Foodgrain production is central to the agricultural economy of Bangladesh. Rice and wheat together occupy 83 per cent of the gross cropped area. Bangladeshi agriculture primarily involves a rice monoculture. About 80 per cent of the gross cropped area is planted with rice which accounts for about 93 per cent of total cereal production, even though wheat as a foodgrain is gaining in importance (Alauddin and Tisdell, 1987). Given the proportion of the total population dependent on agriculture for its livelihood, and agriculture's contribution to the national accounts and to the export earnings of Bangladesh, the key to the economic development of Banglad~sh in the foreseeable future is held by agriculture.
Chapter 3 assesses quantitatively the impact of biological technology in increasing the productivity of cultivated land following the Green Revolution. The model of Diwan and Kallianpur (1985) is applied to estimate the contribution of biological technology in increasing Bangladeshi foodgrain productivity per hectare of cultivated land.
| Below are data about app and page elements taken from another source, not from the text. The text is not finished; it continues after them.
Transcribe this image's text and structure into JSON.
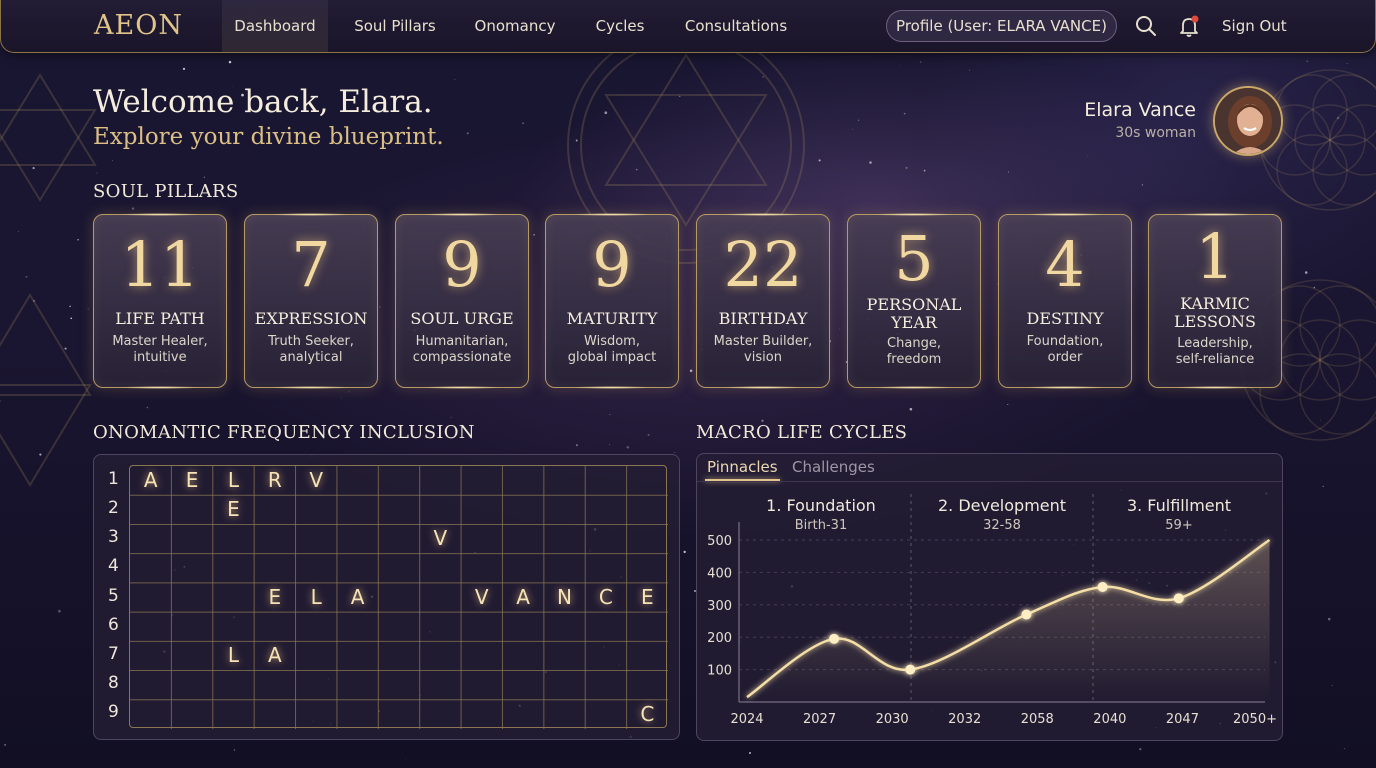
{
  "nav": {
    "logo": "AEON",
    "items": [
      "Dashboard",
      "Soul Pillars",
      "Onomancy",
      "Cycles",
      "Consultations"
    ],
    "active": "Dashboard",
    "profile": "Profile (User: ELARA VANCE)",
    "signout": "Sign Out",
    "icons": [
      "search-icon",
      "bell-icon"
    ]
  },
  "header": {
    "welcome": "Welcome back, Elara.",
    "subtitle": "Explore your divine blueprint."
  },
  "user": {
    "name": "Elara Vance",
    "description": "30s woman"
  },
  "pillars": {
    "title": "SOUL PILLARS",
    "cards": [
      {
        "number": "11",
        "label": "LIFE PATH",
        "desc1": "Master Healer,",
        "desc2": "intuitive"
      },
      {
        "number": "7",
        "label": "EXPRESSION",
        "desc1": "Truth Seeker,",
        "desc2": "analytical"
      },
      {
        "number": "9",
        "label": "SOUL URGE",
        "desc1": "Humanitarian,",
        "desc2": "compassionate"
      },
      {
        "number": "9",
        "label": "MATURITY",
        "desc1": "Wisdom,",
        "desc2": "global impact"
      },
      {
        "number": "22",
        "label": "BIRTHDAY",
        "desc1": "Master Builder,",
        "desc2": "vision"
      },
      {
        "number": "5",
        "label1": "PERSONAL",
        "label2": "YEAR",
        "desc1": "Change,",
        "desc2": "freedom"
      },
      {
        "number": "4",
        "label": "DESTINY",
        "desc1": "Foundation,",
        "desc2": "order"
      },
      {
        "number": "1",
        "label1": "KARMIC",
        "label2": "LESSONS",
        "desc1": "Leadership,",
        "desc2": "self-reliance"
      }
    ]
  },
  "onomancy": {
    "title": "ONOMANTIC FREQUENCY INCLUSION",
    "row_labels": [
      "1",
      "2",
      "3",
      "4",
      "5",
      "6",
      "7",
      "8",
      "9"
    ],
    "letters": [
      {
        "row": 1,
        "col": 1,
        "ch": "A"
      },
      {
        "row": 1,
        "col": 2,
        "ch": "E"
      },
      {
        "row": 1,
        "col": 3,
        "ch": "L"
      },
      {
        "row": 1,
        "col": 4,
        "ch": "R"
      },
      {
        "row": 1,
        "col": 5,
        "ch": "V"
      },
      {
        "row": 2,
        "col": 3,
        "ch": "E"
      },
      {
        "row": 3,
        "col": 8,
        "ch": "V"
      },
      {
        "row": 5,
        "col": 4,
        "ch": "E"
      },
      {
        "row": 5,
        "col": 5,
        "ch": "L"
      },
      {
        "row": 5,
        "col": 6,
        "ch": "A"
      },
      {
        "row": 5,
        "col": 9,
        "ch": "V"
      },
      {
        "row": 5,
        "col": 10,
        "ch": "A"
      },
      {
        "row": 5,
        "col": 11,
        "ch": "N"
      },
      {
        "row": 5,
        "col": 12,
        "ch": "C"
      },
      {
        "row": 5,
        "col": 13,
        "ch": "E"
      },
      {
        "row": 7,
        "col": 3,
        "ch": "L"
      },
      {
        "row": 7,
        "col": 4,
        "ch": "A"
      },
      {
        "row": 9,
        "col": 13,
        "ch": "C"
      }
    ]
  },
  "cycles": {
    "title": "MACRO LIFE CYCLES",
    "tabs": [
      "Pinnacles",
      "Challenges"
    ],
    "active_tab": "Pinnacles",
    "phases": [
      {
        "name": "1. Foundation",
        "range": "Birth-31"
      },
      {
        "name": "2. Development",
        "range": "32-58"
      },
      {
        "name": "3. Fulfillment",
        "range": "59+"
      }
    ]
  },
  "chart_data": {
    "type": "line",
    "categories": [
      "2024",
      "2027",
      "2030",
      "2032",
      "2058",
      "2040",
      "2047",
      "2050+"
    ],
    "y_ticks": [
      100,
      200,
      300,
      400,
      500
    ],
    "ylim": [
      0,
      560
    ],
    "points": [
      {
        "x": 0,
        "y": 15
      },
      {
        "x": 1.2,
        "y": 195,
        "marker": true
      },
      {
        "x": 2.25,
        "y": 100,
        "marker": true
      },
      {
        "x": 3.85,
        "y": 270,
        "marker": true
      },
      {
        "x": 4.9,
        "y": 355,
        "marker": true
      },
      {
        "x": 5.95,
        "y": 320,
        "marker": true
      },
      {
        "x": 7.2,
        "y": 500
      }
    ],
    "color": "#f4dea6"
  }
}
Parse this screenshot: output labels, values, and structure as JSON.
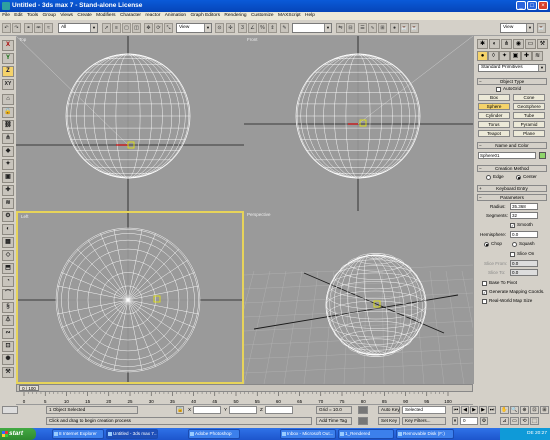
{
  "window": {
    "title": "Untitled - 3ds max 7 - Stand-alone License",
    "controls": {
      "minimize": "_",
      "maximize": "□",
      "close": "×"
    }
  },
  "menu": [
    "File",
    "Edit",
    "Tools",
    "Group",
    "Views",
    "Create",
    "Modifiers",
    "Character",
    "reactor",
    "Animation",
    "Graph Editors",
    "Rendering",
    "Customize",
    "MAXScript",
    "Help"
  ],
  "toolbar": {
    "selection_filter": "All",
    "ref_coord": "View",
    "named_selection": "",
    "render_view": "View"
  },
  "left_toolbar": {
    "x_label": "X",
    "y_label": "Y",
    "z_label": "Z",
    "xy_label": "XY"
  },
  "viewports": {
    "top": "Top",
    "front": "Front",
    "left": "Left",
    "perspective": "Perspective"
  },
  "command_panel": {
    "category": "Standard Primitives",
    "object_type": {
      "title": "Object Type",
      "autogrid": "AutoGrid",
      "buttons": [
        "Box",
        "Cone",
        "Sphere",
        "GeoSphere",
        "Cylinder",
        "Tube",
        "Torus",
        "Pyramid",
        "Teapot",
        "Plane"
      ],
      "selected": "Sphere"
    },
    "name_color": {
      "title": "Name and Color",
      "name": "Sphere01"
    },
    "creation": {
      "title": "Creation Method",
      "edge": "Edge",
      "center": "Center"
    },
    "keyboard": {
      "title": "Keyboard Entry"
    },
    "parameters": {
      "title": "Parameters",
      "radius_label": "Radius:",
      "radius": "35.368",
      "segments_label": "Segments:",
      "segments": "32",
      "smooth": "Smooth",
      "hemisphere_label": "Hemisphere:",
      "hemisphere": "0.0",
      "chop": "Chop",
      "squash": "Squash",
      "slice_on": "Slice On",
      "slice_from_label": "Slice From:",
      "slice_from": "0.0",
      "slice_to_label": "Slice To:",
      "slice_to": "0.0",
      "base_to_pivot": "Base To Pivot",
      "gen_mapping": "Generate Mapping Coords.",
      "real_world": "Real-World Map Size"
    }
  },
  "timeline": {
    "frame_label": "0 / 100",
    "ticks": [
      "0",
      "5",
      "10",
      "15",
      "20",
      "25",
      "30",
      "35",
      "40",
      "45",
      "50",
      "55",
      "60",
      "65",
      "70",
      "75",
      "80",
      "85",
      "90",
      "95",
      "100"
    ]
  },
  "status": {
    "selected": "1 Object Selected",
    "prompt": "Click and drag to begin creation process",
    "x_label": "X",
    "y_label": "Y",
    "z_label": "Z",
    "grid": "Grid = 10.0",
    "add_time_tag": "Add Time Tag",
    "auto_key": "Auto Key",
    "set_key": "Set Key",
    "key_mode": "Selected",
    "key_filters": "Key Filters...",
    "frame_value": "0"
  },
  "taskbar": {
    "start": "start",
    "tasks": [
      "8 Internet Explorer",
      "Untitled - 3ds max 7...",
      "Adobe Photoshop",
      "Inbox - Microsoft Out...",
      "1_Rendered",
      "Removable Disk (F:)"
    ],
    "tray": "DE  20:27"
  }
}
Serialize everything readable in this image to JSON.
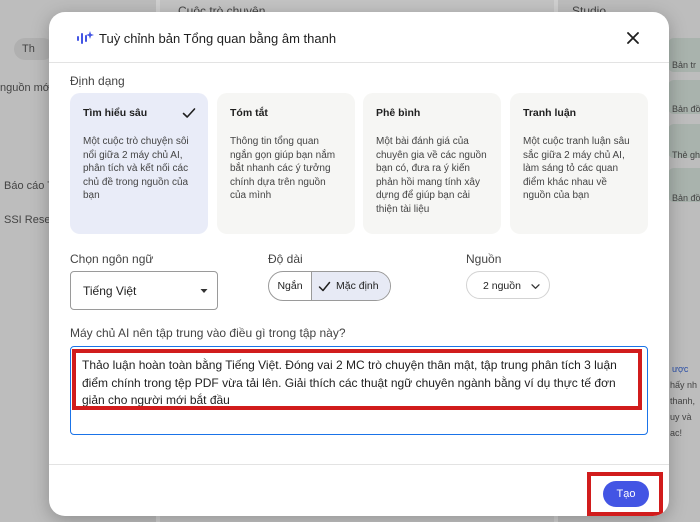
{
  "background": {
    "left_tab": "Th",
    "left_text_1": "nguồn mới",
    "left_item_1": "Báo cáo T",
    "left_item_2": "SSI Resear",
    "middle_title": "Cuộc trò chuyện",
    "right_title": "Studio",
    "right_item_1": "Bản tr",
    "right_item_2": "Bản đồ",
    "right_item_3": "Thẻ gh",
    "right_item_4": "Bản đồ",
    "right_snippets": [
      "ược",
      "hấy nh",
      "thanh,",
      "uy và",
      "ac!"
    ]
  },
  "dialog": {
    "title": "Tuỳ chỉnh bản Tổng quan bằng âm thanh",
    "format_label": "Định dạng",
    "formats": [
      {
        "title": "Tìm hiểu sâu",
        "desc": "Một cuộc trò chuyện sôi nổi giữa 2 máy chủ AI, phân tích và kết nối các chủ đề trong nguồn của bạn",
        "selected": true
      },
      {
        "title": "Tóm tắt",
        "desc": "Thông tin tổng quan ngắn gọn giúp bạn nắm bắt nhanh các ý tưởng chính dựa trên nguồn của mình",
        "selected": false
      },
      {
        "title": "Phê bình",
        "desc": "Một bài đánh giá của chuyên gia về các nguồn bạn có, đưa ra ý kiến phản hồi mang tính xây dựng để giúp bạn cải thiện tài liệu",
        "selected": false
      },
      {
        "title": "Tranh luận",
        "desc": "Một cuộc tranh luận sâu sắc giữa 2 máy chủ AI, làm sáng tỏ các quan điểm khác nhau về nguồn của bạn",
        "selected": false
      }
    ],
    "language_label": "Chọn ngôn ngữ",
    "language_value": "Tiếng Việt",
    "length_label": "Độ dài",
    "length_short": "Ngắn",
    "length_default": "Mặc định",
    "length_selected": "Mặc định",
    "sources_label": "Nguồn",
    "sources_value": "2 nguồn",
    "focus_label": "Máy chủ AI nên tập trung vào điều gì trong tập này?",
    "focus_text": "Thảo luận hoàn toàn bằng Tiếng Việt. Đóng vai 2 MC trò chuyện thân mật, tập trung phân tích 3 luận điểm chính trong tệp PDF vừa tải lên. Giải thích các thuật ngữ chuyên ngành bằng ví dụ thực tế đơn giản cho người mới bắt đầu",
    "create_label": "Tạo"
  },
  "colors": {
    "accent": "#4355e4",
    "selected_card": "#e9ecf8",
    "highlight": "#d11c1c",
    "focus_border": "#1a73e8"
  }
}
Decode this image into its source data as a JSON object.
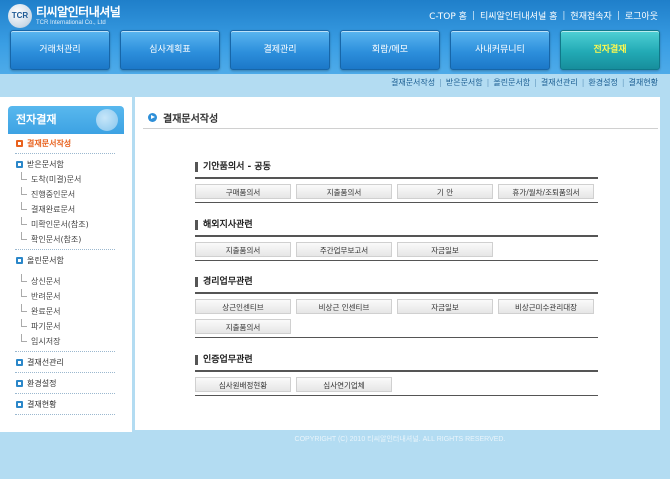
{
  "logo": {
    "mark": "TCR",
    "title": "티씨알인터내셔널",
    "subtitle": "TCR International Co., Ltd"
  },
  "top_links": [
    "C-TOP 홈",
    "티씨알인터내셔널 홈",
    "현재접속자",
    "로그아웃"
  ],
  "main_nav": [
    {
      "label": "거래처관리",
      "active": false
    },
    {
      "label": "심사계획표",
      "active": false
    },
    {
      "label": "결제관리",
      "active": false
    },
    {
      "label": "회람/메모",
      "active": false
    },
    {
      "label": "사내커뮤니티",
      "active": false
    },
    {
      "label": "전자결재",
      "active": true
    }
  ],
  "sub_nav": [
    "결재문서작성",
    "받은문서함",
    "올린문서함",
    "결재선관리",
    "환경설정",
    "결재현황"
  ],
  "sidebar": {
    "title": "전자결재",
    "items": [
      {
        "type": "main",
        "label": "결재문서작성",
        "current": true
      },
      {
        "type": "divider"
      },
      {
        "type": "main",
        "label": "받은문서함"
      },
      {
        "type": "sub",
        "label": "도착(미결)문서"
      },
      {
        "type": "sub",
        "label": "진행중인문서"
      },
      {
        "type": "sub",
        "label": "결재완료문서"
      },
      {
        "type": "sub",
        "label": "미확인문서(참조)"
      },
      {
        "type": "sub",
        "label": "확인문서(참조)"
      },
      {
        "type": "divider"
      },
      {
        "type": "main",
        "label": "올린문서함"
      },
      {
        "type": "gap"
      },
      {
        "type": "sub",
        "label": "상신문서"
      },
      {
        "type": "sub",
        "label": "반려문서"
      },
      {
        "type": "sub",
        "label": "완료문서"
      },
      {
        "type": "sub",
        "label": "파기문서"
      },
      {
        "type": "sub",
        "label": "임시저장"
      },
      {
        "type": "divider"
      },
      {
        "type": "main",
        "label": "결재선관리"
      },
      {
        "type": "divider"
      },
      {
        "type": "main",
        "label": "환경설정"
      },
      {
        "type": "divider"
      },
      {
        "type": "main",
        "label": "결재현황"
      },
      {
        "type": "divider"
      }
    ]
  },
  "content": {
    "title": "결재문서작성",
    "sections": [
      {
        "title": "기안품의서 - 공동",
        "buttons": [
          "구매품의서",
          "지출품의서",
          "기 안",
          "휴가/월차/조퇴품의서"
        ]
      },
      {
        "title": "해외지사관련",
        "buttons": [
          "지출품의서",
          "주간업무보고서",
          "자금일보"
        ]
      },
      {
        "title": "경리업무관련",
        "buttons": [
          "상근인센티브",
          "비상근 인센티브",
          "자금일보",
          "비상근미수관리대장",
          "지출품의서"
        ]
      },
      {
        "title": "인증업무관련",
        "buttons": [
          "심사원배정현황",
          "심사연기업체"
        ]
      }
    ]
  },
  "footer": "COPYRIGHT (C) 2010 티씨알인터내셔널. ALL RIGHTS RESERVED."
}
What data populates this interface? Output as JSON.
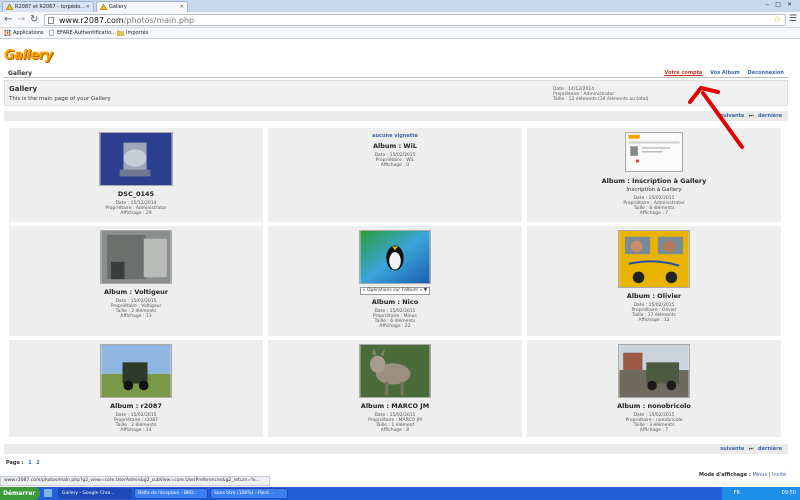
{
  "browser": {
    "tabs": [
      {
        "label": "R2087 et R2067 - torpédo..."
      },
      {
        "label": "Gallery"
      }
    ],
    "url_host": "www.r2087.com",
    "url_path": "/photos/main.php",
    "bookmarks": [
      {
        "label": "Applications"
      },
      {
        "label": "EFARE-Authentificatio..."
      },
      {
        "label": "Importés"
      }
    ],
    "status_url": "www.r2087.com/photos/main.php?g2_view=core.UserAdmin&g2_subView=core.UserPreferences&g2_return=%..."
  },
  "header": {
    "logo": "Gallery",
    "site_name": "Gallery",
    "links": [
      "Votre compte",
      "Vos Album",
      "Déconnexion"
    ]
  },
  "info": {
    "title": "Gallery",
    "description": "This is the main page of your Gallery",
    "meta": [
      "Date : 14/12/2014",
      "Propriétaire : Administrator",
      "Taille : 12 éléments (34 éléments au total)"
    ]
  },
  "pager": {
    "next": "suivante",
    "last": "dernière",
    "page_label": "Page :",
    "pages": [
      "1",
      "2"
    ]
  },
  "items": [
    {
      "title": "DSC_0145",
      "subtitle": "",
      "meta": [
        "Date : 15/12/2014",
        "Propriétaire : Administrator",
        "Affichage : 29"
      ]
    },
    {
      "no_thumb": "aucune vignette",
      "title": "Album : WiL",
      "subtitle": "",
      "meta": [
        "Date : 15/02/2015",
        "Propriétaire : WiL",
        "Affichage : 0"
      ]
    },
    {
      "title": "Album : Inscription à Gallery",
      "subtitle": "Inscription à Gallery",
      "meta": [
        "Date : 15/02/2015",
        "Propriétaire : Administrator",
        "Taille : 8 éléments",
        "Affichage : 7"
      ]
    },
    {
      "title": "Album : Voltigeur",
      "subtitle": "",
      "meta": [
        "Date : 15/02/2015",
        "Propriétaire : Voltigeur",
        "Taille : 2 éléments",
        "Affichage : 13"
      ]
    },
    {
      "select": "« Opérations sur l'album » ▼",
      "title": "Album : Nico",
      "subtitle": "",
      "meta": [
        "Date : 15/02/2015",
        "Propriétaire : Minus",
        "Taille : 6 éléments",
        "Affichage : 22"
      ]
    },
    {
      "title": "Album : Olivier",
      "subtitle": "",
      "meta": [
        "Date : 15/02/2015",
        "Propriétaire : Olivier",
        "Taille : 17 éléments",
        "Affichage : 12"
      ]
    },
    {
      "title": "Album : r2087",
      "subtitle": "",
      "meta": [
        "Date : 15/02/2015",
        "Propriétaire : r2087",
        "Taille : 2 éléments",
        "Affichage : 14"
      ]
    },
    {
      "title": "Album : MARCO JM",
      "subtitle": "",
      "meta": [
        "Date : 15/02/2015",
        "Propriétaire : MARCO JM",
        "Taille : 1 élément",
        "Affichage : 8"
      ]
    },
    {
      "title": "Album : nonobricolo",
      "subtitle": "",
      "meta": [
        "Date : 15/02/2015",
        "Propriétaire : nonobricolo",
        "Taille : 3 éléments",
        "Affichage : 7"
      ]
    }
  ],
  "footer": {
    "mode_label": "Mode d'affichage :",
    "modes": [
      "Minus",
      "Invité"
    ]
  },
  "taskbar": {
    "start": "Démarrer",
    "tasks": [
      "Gallery - Google Chro...",
      "Boîte de réception - BRO...",
      "Sans titre (100%) - Paint..."
    ],
    "lang": "FR",
    "time": "09:50"
  },
  "colors": {
    "link": "#3b66a8",
    "active_link": "#c0392b",
    "arrow": "#e00000",
    "logo": "#f5a300"
  }
}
Our findings for Bangladesh are then compared with those of Diwan-Kallianpur (D-K) for India. Based on the conclusions reached via reinterpretation of the D-K model and supported by other evidence, it is contended that the D-K approach is subject to severe limitations and that it can give a misleading view of the contribution to production of the Green Revolution technology.
Jute yield grew at a much higher rate in the 1975-84 sub-period, following the introduction of the Intensive Jute Cultivation Scheme (IJCS). 1. The impact of the new agricultural technology comes into sharper focus as the growth rates in net yields edge closer to the respective output growth rates in the later sub-periods. Overall crop output growth is significantly higher in the third sub-period and exceeds the rate of growth of population. Overall the output and productivity growth in non-cereals commodity groups seems to lag far behind those in the cereal sub-sector as well as population growth.